Pear Valley Presents the NHPS Video
Pear Valley: A 1740 Yeoman’s Cottage
Featuring Dr. Garrison Brown
In this 23-minute
video featuring Dr. Garrison Brown, Board Member and Pear Valley Overseer, takes us on a tour of the historic Pear Valley
property. Pear Valley represents what was once a common building in
the rural landscape of the Chesapeake region. The yeoman planter’s cottage has
been dated to 1740.
In 2013, it was designated as a National Historic Landmark and became one of only 2,596 landmarks in the entire U.S., 121 Virginia, and two in Northampton County. This places Pear Valley in the company of Virginia’s Monticello, Montpelier, and Bacon’s Castle as a property officially recognized by the U.S. government for its national historic significance.
The 20-by-16-foot structure is a one-room, open or hall-plan house with a loft that was eventually subdivided into two rooms. Its survival as a 2nd generation Chesapeake house was due in part to its construction on a brick frame foundation instead of the “earth fast” or post in the ground homes used by early settlers. Another factor in retaining its historical integrity was that it was used by one family, and Nottingham/Widgeon’s for 200 years.
The quality of craftsmanship at Pear Valley can be seen by
its architectural elements. These
include the Flemish bond chimney that features glazed headers in a Chevron
pattern, a treatment employed in well-crafted buildings through the first half
of the 18th century. A false plate was
used to carry the rafters and the interior exposed beams showcase chamfered
edges and hand-wrought nails. Learn how Pear Valley has survived for almost
three centuries and see the architectural elements that make it important to
historians and scholars.
Pear Valley represents a rare survival of what was once a common building type in rural Virginia. This yeoman planter's cottage has been dated by dendrochronology to 1740. In 1994, with the generous support of the Summerfield Baldwin Foundation, APVA Preservation Virginia commissioned an Historic Structures Report to assess the known history and the existing condition of the structure. The Report also laid out immediate conservation needs and a long-term preservation plan for the structure.
Over the next ten years, APVA-Preservation Virginia addressed most of them including the entire roof. It was replaced with oak shingles as called for in the Historic Structures report. The shingles were split from white oak from Germany.
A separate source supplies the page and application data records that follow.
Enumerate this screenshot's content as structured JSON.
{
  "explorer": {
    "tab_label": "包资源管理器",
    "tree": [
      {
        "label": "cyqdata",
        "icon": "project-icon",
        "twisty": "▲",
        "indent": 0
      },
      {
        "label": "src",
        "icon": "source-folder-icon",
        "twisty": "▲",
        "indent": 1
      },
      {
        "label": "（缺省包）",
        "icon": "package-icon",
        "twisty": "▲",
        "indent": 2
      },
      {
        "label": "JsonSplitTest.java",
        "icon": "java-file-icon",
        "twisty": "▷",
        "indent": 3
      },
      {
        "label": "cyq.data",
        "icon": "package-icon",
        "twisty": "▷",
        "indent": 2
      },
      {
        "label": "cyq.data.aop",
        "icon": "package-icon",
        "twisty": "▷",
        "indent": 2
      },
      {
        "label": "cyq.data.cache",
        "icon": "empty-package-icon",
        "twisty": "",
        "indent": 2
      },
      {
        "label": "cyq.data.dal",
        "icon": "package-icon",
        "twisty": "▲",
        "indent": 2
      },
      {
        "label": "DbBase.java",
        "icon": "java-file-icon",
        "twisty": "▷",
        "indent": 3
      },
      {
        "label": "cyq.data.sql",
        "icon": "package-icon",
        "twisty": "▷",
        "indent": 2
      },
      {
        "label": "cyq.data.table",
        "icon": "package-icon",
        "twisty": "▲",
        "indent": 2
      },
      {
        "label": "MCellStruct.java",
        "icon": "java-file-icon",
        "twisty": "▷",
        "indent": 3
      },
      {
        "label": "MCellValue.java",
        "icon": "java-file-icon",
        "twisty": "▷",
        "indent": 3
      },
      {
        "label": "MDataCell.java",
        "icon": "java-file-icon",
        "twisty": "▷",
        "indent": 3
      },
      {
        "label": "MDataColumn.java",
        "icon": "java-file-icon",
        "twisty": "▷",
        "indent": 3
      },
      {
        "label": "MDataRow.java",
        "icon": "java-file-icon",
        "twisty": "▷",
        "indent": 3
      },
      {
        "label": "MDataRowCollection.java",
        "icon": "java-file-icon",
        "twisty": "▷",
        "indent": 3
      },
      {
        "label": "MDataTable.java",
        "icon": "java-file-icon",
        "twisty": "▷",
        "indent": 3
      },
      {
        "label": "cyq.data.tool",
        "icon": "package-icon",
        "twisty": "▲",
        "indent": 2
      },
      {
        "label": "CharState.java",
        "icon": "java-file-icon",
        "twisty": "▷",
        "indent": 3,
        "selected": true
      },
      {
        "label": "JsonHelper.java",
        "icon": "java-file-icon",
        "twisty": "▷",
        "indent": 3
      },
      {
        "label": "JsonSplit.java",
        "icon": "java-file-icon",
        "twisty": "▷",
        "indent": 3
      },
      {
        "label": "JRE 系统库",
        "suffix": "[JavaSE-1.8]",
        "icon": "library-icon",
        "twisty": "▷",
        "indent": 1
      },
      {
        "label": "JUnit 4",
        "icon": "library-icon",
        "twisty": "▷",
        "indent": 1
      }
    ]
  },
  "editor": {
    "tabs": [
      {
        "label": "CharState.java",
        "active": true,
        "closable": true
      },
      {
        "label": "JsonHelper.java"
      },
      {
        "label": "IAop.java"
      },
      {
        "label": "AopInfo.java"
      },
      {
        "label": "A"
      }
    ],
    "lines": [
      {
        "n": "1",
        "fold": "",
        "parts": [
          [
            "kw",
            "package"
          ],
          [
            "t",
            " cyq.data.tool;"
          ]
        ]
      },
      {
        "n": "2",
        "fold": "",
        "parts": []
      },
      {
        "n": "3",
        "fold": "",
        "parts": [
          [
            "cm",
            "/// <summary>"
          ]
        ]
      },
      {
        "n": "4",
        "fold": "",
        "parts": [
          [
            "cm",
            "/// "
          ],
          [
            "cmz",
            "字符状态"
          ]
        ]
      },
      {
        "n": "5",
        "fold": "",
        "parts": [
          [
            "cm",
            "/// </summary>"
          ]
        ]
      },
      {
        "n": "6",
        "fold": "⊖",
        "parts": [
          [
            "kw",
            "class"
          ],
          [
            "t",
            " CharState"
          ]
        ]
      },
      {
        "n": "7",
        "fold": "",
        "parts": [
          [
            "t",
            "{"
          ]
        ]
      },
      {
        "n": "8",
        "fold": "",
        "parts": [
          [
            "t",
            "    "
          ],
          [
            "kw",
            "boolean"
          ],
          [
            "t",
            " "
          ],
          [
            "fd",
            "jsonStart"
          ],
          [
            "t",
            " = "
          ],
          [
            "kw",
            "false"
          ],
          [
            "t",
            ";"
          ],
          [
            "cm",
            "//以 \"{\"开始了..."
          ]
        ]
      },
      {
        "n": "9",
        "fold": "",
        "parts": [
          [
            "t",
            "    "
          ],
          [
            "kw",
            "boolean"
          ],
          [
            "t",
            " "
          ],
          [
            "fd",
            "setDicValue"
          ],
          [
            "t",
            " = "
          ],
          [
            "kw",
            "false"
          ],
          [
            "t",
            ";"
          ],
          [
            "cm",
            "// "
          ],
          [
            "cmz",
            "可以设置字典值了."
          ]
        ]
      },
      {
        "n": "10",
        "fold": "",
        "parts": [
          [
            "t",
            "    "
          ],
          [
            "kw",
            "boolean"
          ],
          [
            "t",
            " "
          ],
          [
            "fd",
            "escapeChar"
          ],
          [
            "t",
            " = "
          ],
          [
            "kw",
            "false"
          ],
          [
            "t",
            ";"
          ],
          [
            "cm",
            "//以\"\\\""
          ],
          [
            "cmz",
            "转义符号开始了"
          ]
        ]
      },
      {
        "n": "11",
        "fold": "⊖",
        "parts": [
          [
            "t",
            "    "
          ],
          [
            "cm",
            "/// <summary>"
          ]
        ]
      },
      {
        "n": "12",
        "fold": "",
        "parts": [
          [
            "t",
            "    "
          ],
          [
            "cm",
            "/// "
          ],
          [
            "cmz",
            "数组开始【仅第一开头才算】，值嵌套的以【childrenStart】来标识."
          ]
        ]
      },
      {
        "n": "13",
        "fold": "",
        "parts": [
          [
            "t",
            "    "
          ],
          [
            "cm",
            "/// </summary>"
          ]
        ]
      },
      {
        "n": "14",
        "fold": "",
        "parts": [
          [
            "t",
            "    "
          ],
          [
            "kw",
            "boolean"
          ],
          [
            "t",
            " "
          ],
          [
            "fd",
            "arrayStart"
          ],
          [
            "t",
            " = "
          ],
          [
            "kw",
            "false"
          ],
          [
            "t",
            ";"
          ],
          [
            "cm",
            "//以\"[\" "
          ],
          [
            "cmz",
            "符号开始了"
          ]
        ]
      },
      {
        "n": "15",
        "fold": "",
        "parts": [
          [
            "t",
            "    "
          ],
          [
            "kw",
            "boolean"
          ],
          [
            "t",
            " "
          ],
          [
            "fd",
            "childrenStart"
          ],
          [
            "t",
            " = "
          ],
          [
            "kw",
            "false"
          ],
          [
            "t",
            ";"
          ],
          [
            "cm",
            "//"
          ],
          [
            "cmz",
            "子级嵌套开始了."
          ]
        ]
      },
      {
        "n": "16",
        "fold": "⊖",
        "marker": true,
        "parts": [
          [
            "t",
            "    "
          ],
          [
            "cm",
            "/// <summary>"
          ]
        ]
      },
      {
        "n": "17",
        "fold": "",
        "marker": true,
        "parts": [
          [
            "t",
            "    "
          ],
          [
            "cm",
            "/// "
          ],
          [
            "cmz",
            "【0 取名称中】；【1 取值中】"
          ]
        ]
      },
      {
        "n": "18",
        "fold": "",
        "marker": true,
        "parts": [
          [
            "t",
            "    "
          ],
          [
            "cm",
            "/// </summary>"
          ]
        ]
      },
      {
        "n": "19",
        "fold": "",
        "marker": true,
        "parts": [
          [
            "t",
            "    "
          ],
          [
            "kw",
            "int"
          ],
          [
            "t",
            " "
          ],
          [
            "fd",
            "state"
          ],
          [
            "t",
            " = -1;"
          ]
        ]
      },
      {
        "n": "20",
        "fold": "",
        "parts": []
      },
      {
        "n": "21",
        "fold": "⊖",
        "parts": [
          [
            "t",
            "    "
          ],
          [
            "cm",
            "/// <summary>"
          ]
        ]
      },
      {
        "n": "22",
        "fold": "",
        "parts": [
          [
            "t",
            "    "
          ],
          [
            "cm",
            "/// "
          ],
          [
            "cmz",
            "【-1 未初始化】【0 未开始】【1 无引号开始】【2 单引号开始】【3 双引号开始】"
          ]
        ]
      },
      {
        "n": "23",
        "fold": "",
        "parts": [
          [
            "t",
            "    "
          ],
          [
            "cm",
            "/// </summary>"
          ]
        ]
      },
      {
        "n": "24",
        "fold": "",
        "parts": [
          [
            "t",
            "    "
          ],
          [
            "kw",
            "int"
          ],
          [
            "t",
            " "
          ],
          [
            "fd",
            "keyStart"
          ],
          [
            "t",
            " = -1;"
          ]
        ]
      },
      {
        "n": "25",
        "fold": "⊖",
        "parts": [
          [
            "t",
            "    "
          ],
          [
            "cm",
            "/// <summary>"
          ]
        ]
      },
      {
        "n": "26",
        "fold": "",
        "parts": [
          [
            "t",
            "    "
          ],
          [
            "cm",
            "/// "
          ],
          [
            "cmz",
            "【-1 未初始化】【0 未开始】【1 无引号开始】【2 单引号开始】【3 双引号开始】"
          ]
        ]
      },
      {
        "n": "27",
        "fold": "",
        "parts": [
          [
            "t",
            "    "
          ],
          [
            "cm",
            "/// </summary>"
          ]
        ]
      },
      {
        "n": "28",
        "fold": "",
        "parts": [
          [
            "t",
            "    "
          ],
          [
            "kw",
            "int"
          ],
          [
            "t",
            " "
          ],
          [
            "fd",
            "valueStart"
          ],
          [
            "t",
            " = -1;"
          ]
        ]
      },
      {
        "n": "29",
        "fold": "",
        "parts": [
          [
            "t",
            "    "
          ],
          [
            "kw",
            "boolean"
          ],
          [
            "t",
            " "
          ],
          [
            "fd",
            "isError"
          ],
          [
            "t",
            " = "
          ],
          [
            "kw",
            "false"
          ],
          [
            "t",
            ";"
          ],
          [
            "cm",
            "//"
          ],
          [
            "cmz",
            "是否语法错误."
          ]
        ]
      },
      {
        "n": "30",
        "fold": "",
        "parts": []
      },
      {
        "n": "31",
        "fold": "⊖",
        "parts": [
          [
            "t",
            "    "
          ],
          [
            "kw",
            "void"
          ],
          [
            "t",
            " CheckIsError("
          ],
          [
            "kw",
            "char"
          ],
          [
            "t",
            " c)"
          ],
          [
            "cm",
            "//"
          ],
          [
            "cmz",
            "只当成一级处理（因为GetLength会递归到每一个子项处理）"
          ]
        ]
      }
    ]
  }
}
Preservation Virginia deeded the property to Northampton Historic Preservation Society in 2014 (see story below).
Pear Valley was placed on the National
Register of Historic Places in 1969 and became a National Historic
Landmark in 2013.The National Register of Historic Places is the
official list of the Nation's historic places worthy of preservation. A National Historic Landmark (NHL) is a building, district, object, site or structure that is officially recognized
by the United States government for its outstanding historical significance.
Northampton County has 27 properties and districts on the National Register of Historic Places and two designated as National Historic Landmarks. There are a total of 120
National Historic Landmarks in Virginia. There are over 2,500 properties and districts recognized in the U.S. as National Historic Landmarks. Find more information here from the Pear Valley National Historic Landmark Nomination: .
Pear Valley Deeded to NHPS
Louis Malon, representing Preservation Virginia, has turned the keys to Pear Valley over to Nan Bennett, President of the Northampton Historic Preservation Society, and the NHPS Board of Directors. The deed to Pear Valley officially passed to the NHPS on November 13, 2014. This places a jewel of Northampton and Virginia preservation efforts into the hands of the newly independent Northampton County historic preservation nonprofit organization. NHPS, formerly the Northampton Branch of Preservation Virginia, has managed Pear Valley since the PVA acquired it in 1986. The Northampton preservation group began its mission in 1913 by saving the 1731 Courthouse on the Eastville Court Green.
In March 2014, Pear Valley was designated a National Historic Landmark by U.S. Secretary of the Interior Ken Salazar and National Park Service Director Jonathan B. Jarvis. Pear Valley is one of 123 National Historic Landmarks in Virginia and 2,540 nationwide. It was included in the National Register of Historic Places and the Virginia Landmarks Register in 1969. This yeoman planter's cottage survives as an example of what was a common building type in rural Virginia in the 1740's.
2014 NHPS Board at Pear Valley
Pear Valley - A&N Electric Cooperative Living!!!!!!
Northampton Historic Preservation Society
P.O. Box 501
Eastville, VA 23347